  10. Smooth any rough edges with the flat side of the craft stick or a slightly moistened finger.
More Ideas for Adding Art + Science

Here are a few more ideas for adding art (and science!) to your list of summer activities. Make a list of artists, and let them inspire you! Here are some ideas:

  • Learn about horses and paint like George Seurat. He is known as the father of pointillism.
  • Study sunflowers and paint like van Gogh. Plant sunflower seeds in a paper cup. When they have sprouted, transplant them to the ground, a large flower pot, or a garden box. Track them throughout the summer. Let the seed heads mature until you can pick out a few seeds. Then watch for birds picking out the remaining seeds or cut the seed head and place it where the birds can perch on it and snack!
  • Find out more about your senses and create optical illusions like M. C. Escher. Okay, it might be hard to actually create optical illusions, but it can be a lot of fun to look at them!
  • Explore the world of wild weather and paint like Wassily Kandinsky. Abstract artist Wassily Kandinsky painted a piece entitled Storm. Grab some paper, crayons, or paint on a rainy summer day, and have your children paint their own abstract “storm.” Ask them to think about what happens during a summer rainstorm (wind, thunder, lightning, hail) and how they would represent it in their drawing or painting?

Here are some biographies you can obtain from the library:

  • Getting to Know the World’s Greatest Artists by Mike Venezia (This is the series we’ve used from our library.)
  • Discovering Great Artists by Kim Solga
  • The Story of Paintings: A History of Art for Children by Mick Manning

During the slower-paced days of summer break, mix up some cool fun by integrating science and art with just a few simple supplies. And, if it turns out to be popular with your family, consider adding a regular STEAM day to your homeschool throughout the academic year.

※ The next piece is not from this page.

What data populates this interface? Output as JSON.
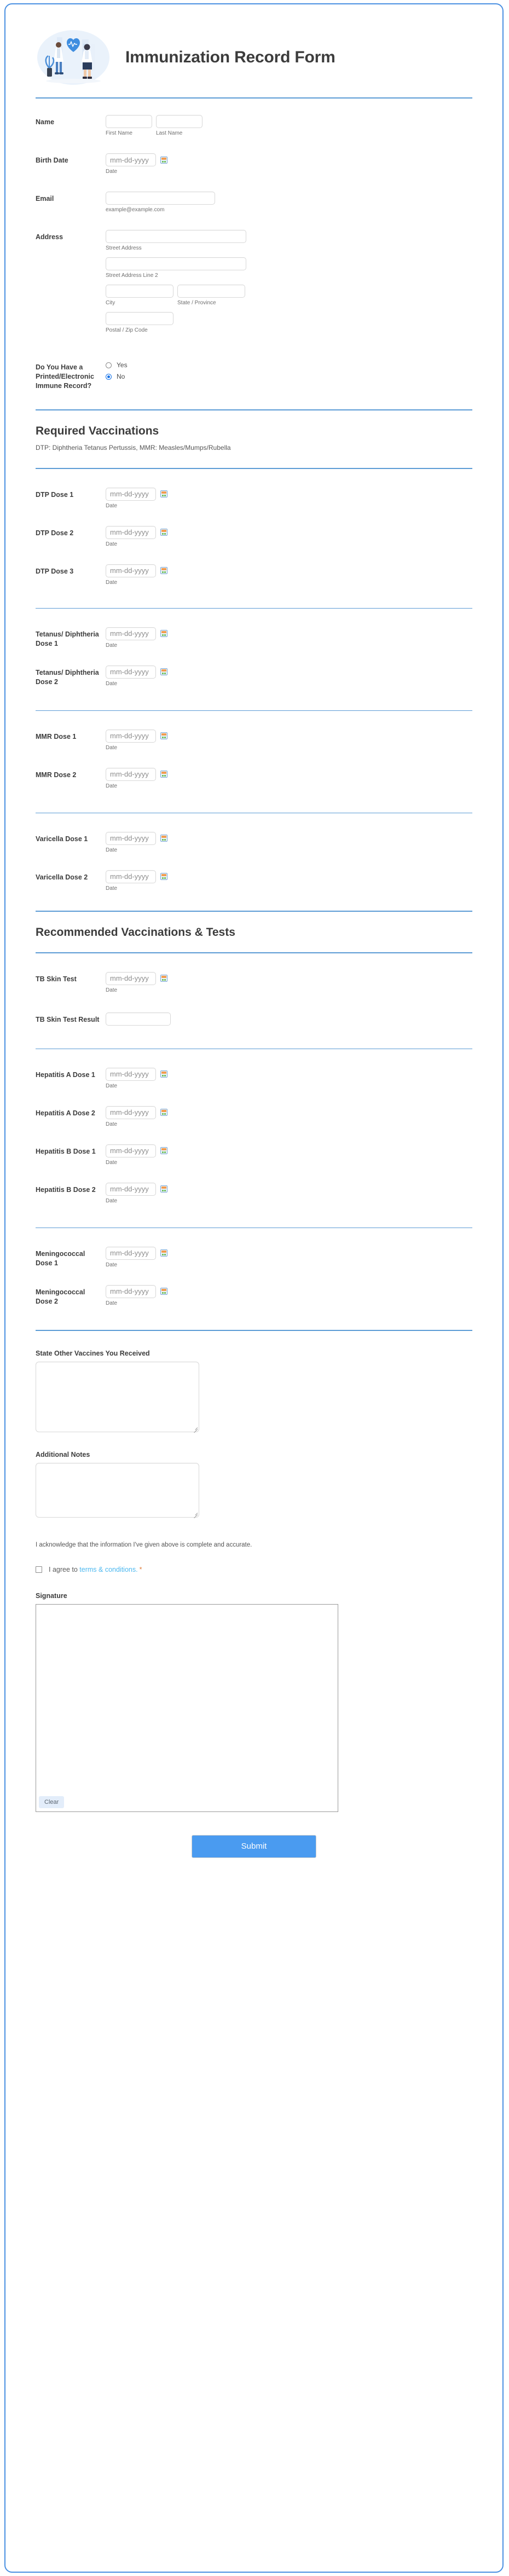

Michelle Moody

ichelle Moody, is a veteran homeschooling mom and owner of Thehomeschoolscientist.com.

After earning a masters degree in child development and education, God’s plan took her into a 12 year biotechnology career. She came home to homeschool. Now, she has returned to her first love of helping children explore and discover the world God has gifted us. Besides homeschooling her own children, Michelle has taught in the traditional classroom, in co-ops, and on the mission field in Bangladesh.